## Try it:
Make an exact copy of the records, dropping all pictures.

(Items from an interface collection)
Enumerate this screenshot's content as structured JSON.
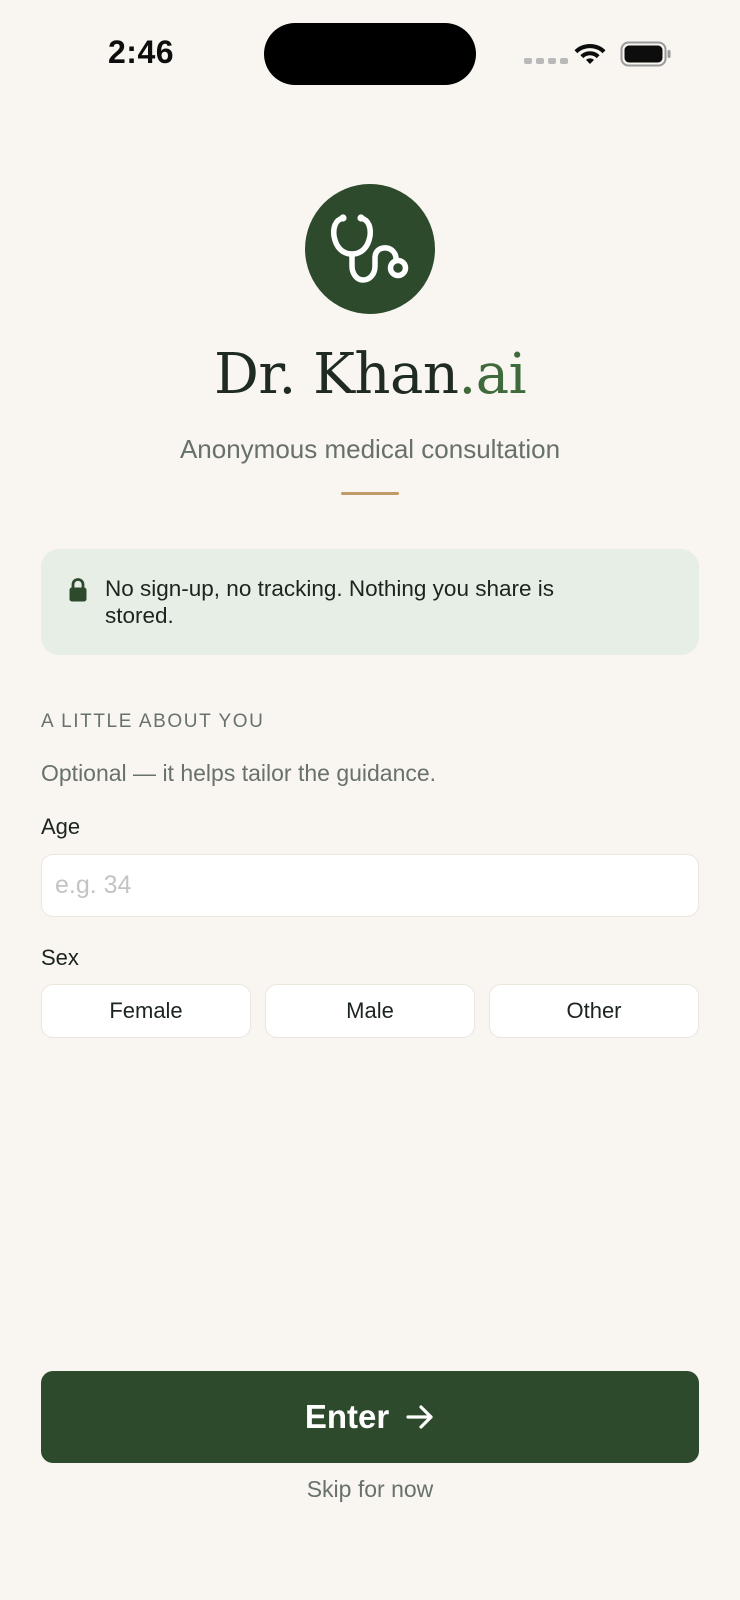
{
  "status_bar": {
    "time": "2:46"
  },
  "brand": {
    "name_main": "Dr. Khan",
    "name_suffix": ".ai",
    "subtitle": "Anonymous medical consultation"
  },
  "privacy_banner": {
    "text": "No sign-up, no tracking. Nothing you share is stored."
  },
  "profile_section": {
    "heading": "A LITTLE ABOUT YOU",
    "description": "Optional — it helps tailor the guidance.",
    "age_label": "Age",
    "age_placeholder": "e.g. 34",
    "age_value": "",
    "sex_label": "Sex",
    "sex_options": [
      "Female",
      "Male",
      "Other"
    ]
  },
  "actions": {
    "enter_label": "Enter",
    "enter_icon": "arrow-right-icon",
    "skip_label": "Skip for now"
  },
  "colors": {
    "background": "#f9f6f1",
    "brand_green": "#2e4a2d",
    "accent_green": "#3f6a3c",
    "divider_tan": "#c29a68",
    "banner_bg": "#e6eee6"
  }
}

## Expected output:
Enumerate this screenshot's content as structured JSON.
{
  "status_bar": {
    "time": "2:46"
  },
  "brand": {
    "name_main": "Dr. Khan",
    "name_suffix": ".ai",
    "subtitle": "Anonymous medical consultation"
  },
  "privacy_banner": {
    "text": "No sign-up, no tracking. Nothing you share is stored."
  },
  "profile_section": {
    "heading": "A LITTLE ABOUT YOU",
    "description": "Optional — it helps tailor the guidance.",
    "age_label": "Age",
    "age_placeholder": "e.g. 34",
    "age_value": "",
    "sex_label": "Sex",
    "sex_options": [
      "Female",
      "Male",
      "Other"
    ]
  },
  "actions": {
    "enter_label": "Enter",
    "enter_icon": "arrow-right-icon",
    "skip_label": "Skip for now"
  },
  "colors": {
    "background": "#f9f6f1",
    "brand_green": "#2e4a2d",
    "accent_green": "#3f6a3c",
    "divider_tan": "#c29a68",
    "banner_bg": "#e6eee6"
  }
}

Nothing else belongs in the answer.